An estimated 16 percent of American adults cope with overactive bladders.
KNIGHT RIDDER NEWSPAPERS
PHILADELPHIA -- Karen Wilkins recently summoned her courage and went to the mall.
To her relief, she didn't have to go. Not once.
She was able to shop for a few hours without racing to the bathroom or leaking urine, thanks to a device that electrically stimulated nerves in her lower spine.
"I'm like a whole new person," Wilkins, 49, of Malvern, Pa., said last month after the small, battery-powered stimulator was implanted and connected by a wire to her sacral nerves.
Wilkins is among an estimated 33 million Americans -- 16 percent of adults -- coping with overactive bladder, that gotta-go-again-and-again feeling, according to the National Overactive Bladder Evaluation Program. For about a third of them, urinary urgency and frequency come with the even more embarrassing, disruptive symptom of leaks, or incontinence.

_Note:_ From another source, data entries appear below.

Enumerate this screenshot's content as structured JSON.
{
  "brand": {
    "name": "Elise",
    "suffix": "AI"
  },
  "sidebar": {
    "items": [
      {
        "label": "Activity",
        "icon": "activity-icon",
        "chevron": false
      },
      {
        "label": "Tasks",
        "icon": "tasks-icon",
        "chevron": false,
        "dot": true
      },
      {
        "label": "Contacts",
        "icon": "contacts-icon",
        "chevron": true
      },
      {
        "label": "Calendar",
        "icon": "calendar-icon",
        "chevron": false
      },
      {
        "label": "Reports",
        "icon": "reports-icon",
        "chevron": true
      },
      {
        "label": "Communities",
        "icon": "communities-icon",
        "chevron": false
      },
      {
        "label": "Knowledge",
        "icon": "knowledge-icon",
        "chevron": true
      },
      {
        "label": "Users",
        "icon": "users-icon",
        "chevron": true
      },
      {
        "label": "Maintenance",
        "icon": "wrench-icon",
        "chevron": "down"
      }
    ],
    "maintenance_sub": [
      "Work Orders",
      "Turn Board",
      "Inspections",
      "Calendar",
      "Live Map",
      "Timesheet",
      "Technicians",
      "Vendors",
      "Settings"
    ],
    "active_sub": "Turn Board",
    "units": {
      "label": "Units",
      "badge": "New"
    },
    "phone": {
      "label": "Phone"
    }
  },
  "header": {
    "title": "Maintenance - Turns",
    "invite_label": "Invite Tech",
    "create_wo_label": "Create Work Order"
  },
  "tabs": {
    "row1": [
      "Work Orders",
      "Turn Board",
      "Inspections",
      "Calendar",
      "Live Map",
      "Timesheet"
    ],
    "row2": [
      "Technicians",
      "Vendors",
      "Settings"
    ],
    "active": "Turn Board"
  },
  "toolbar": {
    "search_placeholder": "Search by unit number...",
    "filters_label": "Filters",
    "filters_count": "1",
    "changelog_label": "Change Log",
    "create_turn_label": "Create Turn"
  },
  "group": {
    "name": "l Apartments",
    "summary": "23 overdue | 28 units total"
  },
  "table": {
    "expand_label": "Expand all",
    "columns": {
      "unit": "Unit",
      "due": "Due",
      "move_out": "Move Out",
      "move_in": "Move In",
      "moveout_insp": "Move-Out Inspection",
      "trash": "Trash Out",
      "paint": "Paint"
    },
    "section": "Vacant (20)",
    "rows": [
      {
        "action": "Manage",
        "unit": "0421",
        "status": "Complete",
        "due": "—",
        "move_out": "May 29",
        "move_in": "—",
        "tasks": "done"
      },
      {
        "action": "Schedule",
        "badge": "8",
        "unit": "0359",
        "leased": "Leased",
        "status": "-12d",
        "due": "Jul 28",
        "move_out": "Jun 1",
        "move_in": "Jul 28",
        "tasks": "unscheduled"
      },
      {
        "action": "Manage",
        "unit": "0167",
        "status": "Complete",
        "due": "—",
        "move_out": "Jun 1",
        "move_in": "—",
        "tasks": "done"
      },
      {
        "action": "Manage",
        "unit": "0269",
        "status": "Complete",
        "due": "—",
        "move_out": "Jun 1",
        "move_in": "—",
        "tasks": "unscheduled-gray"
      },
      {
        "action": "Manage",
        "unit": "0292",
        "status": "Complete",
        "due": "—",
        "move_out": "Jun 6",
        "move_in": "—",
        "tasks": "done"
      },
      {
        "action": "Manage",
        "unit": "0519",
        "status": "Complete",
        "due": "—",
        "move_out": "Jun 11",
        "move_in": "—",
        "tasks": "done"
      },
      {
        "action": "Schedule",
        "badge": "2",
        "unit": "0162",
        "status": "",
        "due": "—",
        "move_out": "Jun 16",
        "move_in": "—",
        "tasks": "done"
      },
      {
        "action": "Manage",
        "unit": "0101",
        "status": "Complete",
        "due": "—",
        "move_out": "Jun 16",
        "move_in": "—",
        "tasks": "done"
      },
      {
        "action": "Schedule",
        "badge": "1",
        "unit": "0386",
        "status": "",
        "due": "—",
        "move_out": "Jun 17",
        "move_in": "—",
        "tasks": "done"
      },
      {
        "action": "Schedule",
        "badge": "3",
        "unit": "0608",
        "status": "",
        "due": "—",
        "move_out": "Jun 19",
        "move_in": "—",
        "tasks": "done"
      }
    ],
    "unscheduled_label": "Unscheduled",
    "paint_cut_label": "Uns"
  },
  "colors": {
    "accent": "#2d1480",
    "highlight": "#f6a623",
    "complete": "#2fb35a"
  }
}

Out of the water closet
Once unmentionable, the problem of bladder control has finally come out of the water closet and is getting much-needed attention from health-care and pharmaceutical companies, experts say.
Even so, many people suffer in silence. They may mistakenly believe that incontinence is an inevitable part of aging, or their doctors may be unaware of the ever-growing array of therapies.
Wilkins, for example, saw four urologists and tried a series of conservative treatments -- dietary changes, pelvic muscle exercises, medications -- before she found University of Pennsylvania urogynecologist Lily Arya, who suggested sacral nerve stimulation.
"The key message for patients," said Nancy Muller, executive director of the National Association for Continence, a nonprofit educational organization, "is to revisit your doctor and be persistent, because technology is evolving."
The National Overactive Bladder Evaluation Program found that, contrary to conventional wisdom, overactive bladder afflicts men and women at about the same rate. The survey of 5,200 noninstitutionalized U.S. adults was published in 2003 by Johns Hopkins University researchers.
Overactive bladder is a catch-all term for what happens when small, secondary nerves in the urinary tract become abnormally active, said Kristene Whitmore, a urologist at Drexel University College of Medicine and co-author of Overcoming Bladder Disorders.
These misfiring nerves signal the spinal cord and brain to tell bladder muscles to contract too much, too often. This relentless squeezing of the bladder triggers the urge to urinate.
Overactive bladder symptoms may be linked to bladder infections, spinal cord injury, multiple sclerosis, bladder tumors -- or an unknown cause.
The good news is that there are new treatments for this common, frustrating problem.
In just the past six months, Muller noted, the market has added three drugs that inhibit the troublemaking nerve impulses -- Sanctura, VESIcare and Enablex -- plus the skin patch Oxytrol, developed to reduce unpleasant side effects from the oral form of the drug oxybutynin.
The sacral nerve stimulator, called InterStim, regulates bladder function much the way a pacemaker regulates heart function, by gently activating selected nerves. (InterStim is made by Medtronic, a Minnesota-based maker of pacemakers.)
InterStim, which is covered by Medicare and health plans, was approved by the Food and Drug Administration in 1997 for patients who had failed -- or could not tolerate -- more conservative treatments.
Other "neuromodulation" therapies may be on the way. Advanced Bionics Corp. of Valencia, Calif., is developing Bion, an implantable matchstick-size device that calms overactive bladder by stimulating the pudendal nerve. This nerve carries sensations from the sacral nerves to external genitals and the lower rectum.